I appreciate these efforts to parse your own interest in the dynamics and infrastructure of vital and healthy communities from the abstract (and as you say, sometimes cliched or idealized) notion of "community." Even if this won't address the larger challenge, I wonder if it might feel helpful to identify another term that captures the "community" element of what you write about here. I can't help feeling that this has a lot to do with scale; not just appropriate level, but proper sensitivity to it. The New York Times readership doesn't feel like a community, even if it might be a culture. But your blog here does. Yet even your intimate blog with its loyal readers lacks the physicality and localness of your town in Montana.
Walking is a good metaphor for a low-to-midrange of scale when it comes to movement (itself an elemental human activity and one of the building blocks for everything else we do). It's not crawling or sitting or shifting around, nor is it running or biking or driving. It gets you places, but it also doesn't have to, and it accommodates a range of social activities and levels of speed. It's inherently local without being confining.
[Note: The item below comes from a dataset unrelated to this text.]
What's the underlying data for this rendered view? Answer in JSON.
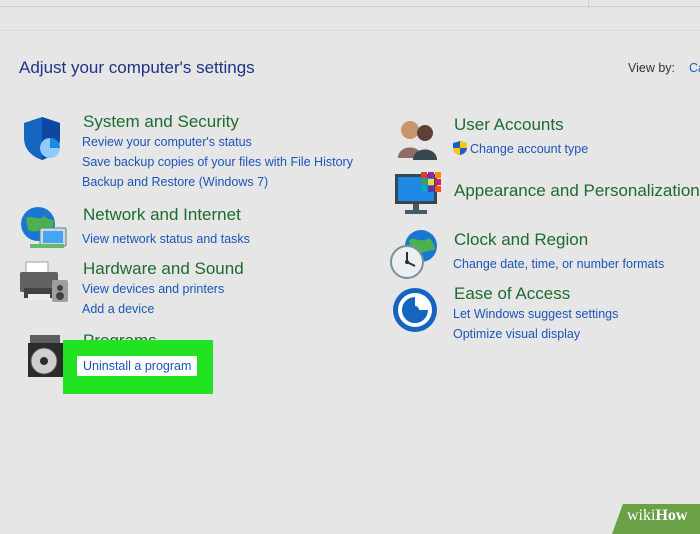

I spent the vast majority of my life in walkable neighborhoods in or next to the same midsize community (New Haven, CT.) which despite its many problems and own messed up urban planning history, and bizarre relationship with Yale, has some of those "sticky" attributes you allude to. I think part of the reason I got stuck there so long is the large amount of social capital I managed to build up over the decades, with very modest effort and even more modest accomplishments, and much of this was facilitated by always being out and about, walking around. I've never owned a car. Two months ago I moved to Guelph, Ontario for a graduate program, which people tell me is one of the "better" cities around here. But it's surprisingly hard to build up social capital again from scratch.